origin, and define "up" to be in the y-direction.
Set Up a Projection Matrix
This example demonstrates how to set up the projection transformation matrix, which transforms 3-D camera or view space coordinates into 2-D screen coordinates.
See the following C# code example, the Projection transformation matrix is set to be equal to the left-handed (LH) PerspectiveFovLH matrix. Input arguments to PerspectiveFovLH are as follows.
- Field of view in radians: pi/4. (一般都为1/4 pi)
- Aspect ratio, or view-space height divided by width: 1, for a square window. (长宽的比)
- Near clipping plane distance: 1 unit. (离眼睛近的点,即棱锥的上面)
- Far clipping plane distance: 100 units. (离眼睛远的点,即棱锥的下面)
Direct3D.Device device = null; // Create rendering device.
// For the projection matrix, you set up a perspective transform (which
// transforms geometry from 3-D view space to 2-D viewport space, with
// a perspective divide making objects smaller in the distance). To build
// a perspective transform, you need the field of view (1/4 pi is common),
// the aspect ratio, and the near and far clipping planes (which define
// the distances at which geometry should no longer be rendered).
device.Transform.Projection = Matrix.PerspectiveFovLH(
(float)Math.PI / 4, 1.0f, 1.0f, 100.0f );
What Is a World Transformation?
A world transformation changes coordinates from model space, where vertices are defined relative to a model's local origin, to world space, where vertices are defined relative to an origin common to all of the objects in a scene. In essence, the world transformation places a model into the world; hence its name.
Setting Up a World Matrix
As with any other transformation, you create the world transformation by concatenating a series of transformation matrices into a single matrix that contains the sum total of their effects. In the simplest case, when a model is at the world origin and its local coordinate axes are oriented the same as world space, the world matrix is the identity matrix. More commonly, the world matrix is a combination of a translation into world space and possibly one or more rotations to turn the model as needed.
The following C# code example, from a fictitious 3-D model class written in C#, creates a world matrix that includes three rotations to orient a model and a translation to relocate it relative to its position in world space.
public class ModelClass
private float xPos=0;
private float yPos=0;
private float zPos=0;
private float Pitch=0;
private float Yaw=0;
private float Roll=0;
//Other model properties and methods
public Matrix MakeWorldMatrix(Matrix worldMatrix)

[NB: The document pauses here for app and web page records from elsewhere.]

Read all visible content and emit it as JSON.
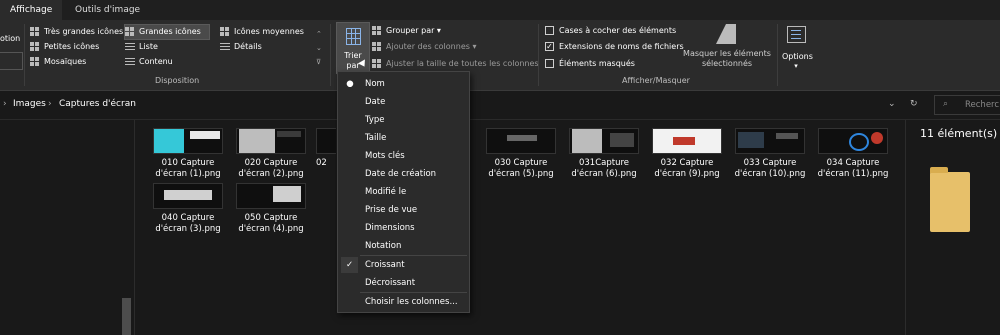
{
  "tabs": [
    "Affichage",
    "Outils d'image"
  ],
  "ribbon": {
    "left_cut_label": "otion",
    "layout": {
      "items": [
        "Très grandes icônes",
        "Grandes icônes",
        "Icônes moyennes",
        "Petites icônes",
        "Liste",
        "Détails",
        "Mosaïques",
        "Contenu"
      ],
      "group_label": "Disposition"
    },
    "sort": {
      "button_label": "Trier par",
      "group_by": "Grouper par",
      "add_columns": "Ajouter des colonnes",
      "fit_columns": "Ajuster la taille de toutes les colonnes"
    },
    "show_hide": {
      "item_checkboxes": "Cases à cocher des éléments",
      "file_extensions": "Extensions de noms de fichiers",
      "hidden_items": "Éléments masqués",
      "hide_selected": "Masquer les éléments sélectionnés",
      "group_label": "Afficher/Masquer"
    },
    "options": "Options"
  },
  "address": {
    "crumbs": [
      "Images",
      "Captures d'écran"
    ],
    "search_placeholder": "Recherc"
  },
  "files": [
    {
      "name": "010 Capture d'écran (1).png"
    },
    {
      "name": "020 Capture d'écran (2).png"
    },
    {
      "name": "02"
    },
    {
      "name": "030 Capture d'écran (5).png"
    },
    {
      "name": "031Capture d'écran (6).png"
    },
    {
      "name": "032 Capture d'écran (9).png"
    },
    {
      "name": "033 Capture d'écran (10).png"
    },
    {
      "name": "034 Capture d'écran (11).png"
    },
    {
      "name": "040 Capture d'écran (3).png"
    },
    {
      "name": "050 Capture d'écran (4).png"
    }
  ],
  "partial_name_fragment": "ng",
  "details": {
    "count": "11 élément(s)"
  },
  "menu": {
    "items": [
      "Nom",
      "Date",
      "Type",
      "Taille",
      "Mots clés",
      "Date de création",
      "Modifié le",
      "Prise de vue",
      "Dimensions",
      "Notation"
    ],
    "order_items": [
      "Croissant",
      "Décroissant"
    ],
    "choose_columns": "Choisir les colonnes..."
  }
}
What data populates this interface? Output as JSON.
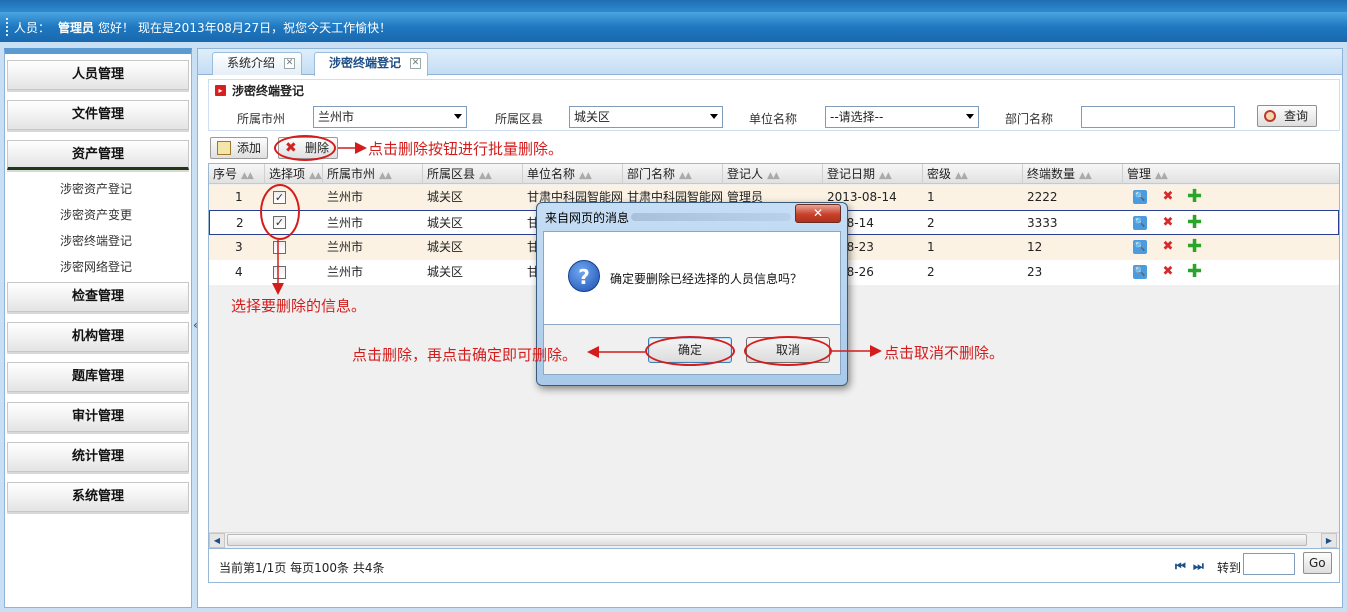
{
  "header": {
    "user_label": "人员：",
    "user_name": "管理员",
    "greeting": "您好！",
    "date_message": "现在是2013年08月27日，祝您今天工作愉快！"
  },
  "sidebar": {
    "menus": [
      {
        "label": "人员管理"
      },
      {
        "label": "文件管理"
      },
      {
        "label": "资产管理"
      },
      {
        "label": "检查管理"
      },
      {
        "label": "机构管理"
      },
      {
        "label": "题库管理"
      },
      {
        "label": "审计管理"
      },
      {
        "label": "统计管理"
      },
      {
        "label": "系统管理"
      }
    ],
    "asset_submenu": [
      "涉密资产登记",
      "涉密资产变更",
      "涉密终端登记",
      "涉密网络登记"
    ],
    "collapse_glyph": "«"
  },
  "tabs": [
    {
      "label": "系统介绍",
      "active": false
    },
    {
      "label": "涉密终端登记",
      "active": true
    }
  ],
  "panel": {
    "title": "涉密终端登记",
    "filters": {
      "city_label": "所属市州",
      "city_value": "兰州市",
      "county_label": "所属区县",
      "county_value": "城关区",
      "unit_label": "单位名称",
      "unit_value": "--请选择--",
      "dept_label": "部门名称",
      "dept_value": "",
      "query_label": "查询"
    },
    "toolbar": {
      "add_label": "添加",
      "delete_label": "删除"
    }
  },
  "grid": {
    "columns": [
      "序号",
      "选择项",
      "所属市州",
      "所属区县",
      "单位名称",
      "部门名称",
      "登记人",
      "登记日期",
      "密级",
      "终端数量",
      "管理"
    ],
    "rows": [
      {
        "no": "1",
        "checked": true,
        "city": "兰州市",
        "county": "城关区",
        "unit": "甘肃中科园智能网",
        "dept": "甘肃中科园智能网",
        "registrar": "管理员",
        "date": "2013-08-14",
        "level": "1",
        "count": "2222"
      },
      {
        "no": "2",
        "checked": true,
        "city": "兰州市",
        "county": "城关区",
        "unit": "甘",
        "dept": "",
        "registrar": "",
        "date": "3-08-14",
        "level": "2",
        "count": "3333"
      },
      {
        "no": "3",
        "checked": false,
        "city": "兰州市",
        "county": "城关区",
        "unit": "甘",
        "dept": "",
        "registrar": "",
        "date": "3-08-23",
        "level": "1",
        "count": "12"
      },
      {
        "no": "4",
        "checked": false,
        "city": "兰州市",
        "county": "城关区",
        "unit": "甘",
        "dept": "",
        "registrar": "",
        "date": "3-08-26",
        "level": "2",
        "count": "23"
      }
    ],
    "selected_row": 1,
    "checkmark": "✓"
  },
  "pager": {
    "info": "当前第1/1页  每页100条  共4条",
    "first_glyph": "⏮",
    "last_glyph": "⏭",
    "goto_label": "转到",
    "go_label": "Go"
  },
  "dialog": {
    "title": "来自网页的消息",
    "close_glyph": "✕",
    "question_glyph": "?",
    "message": "确定要删除已经选择的人员信息吗？",
    "ok_label": "确定",
    "cancel_label": "取消"
  },
  "annotations": {
    "delete_hint": "点击删除按钮进行批量删除。",
    "select_hint": "选择要删除的信息。",
    "confirm_hint": "点击删除，再点击确定即可删除。",
    "cancel_hint": "点击取消不删除。"
  },
  "colors": {
    "header_blue": "#1f78c1",
    "annotation_red": "#d41c1c",
    "row_highlight": "#fbf2e3"
  }
}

Matrix matRot = Matrix.Identity;
worldMatrix = Matrix.Multiply(matRot, worldMatrix);
Note: Direct3D uses the world and view matrices that you set to configure several internal data structures. Each time you set a new world or view matrix, the system recalculates the associated internal structures. Setting these matrices frequently—for example, thousands of times per frame—is computationally time-consuming. You can minimize the number of required calculations by concatenating your world and view matrices into a world-view matrix that you set as the world matrix, and then setting the view matrix to the identity. Keep cached copies of individual world and view matrices so that you can modify, concatenate, and reset the world matrix as needed. For clarity, Direct3D samples in this documentation rarely employ this optimization.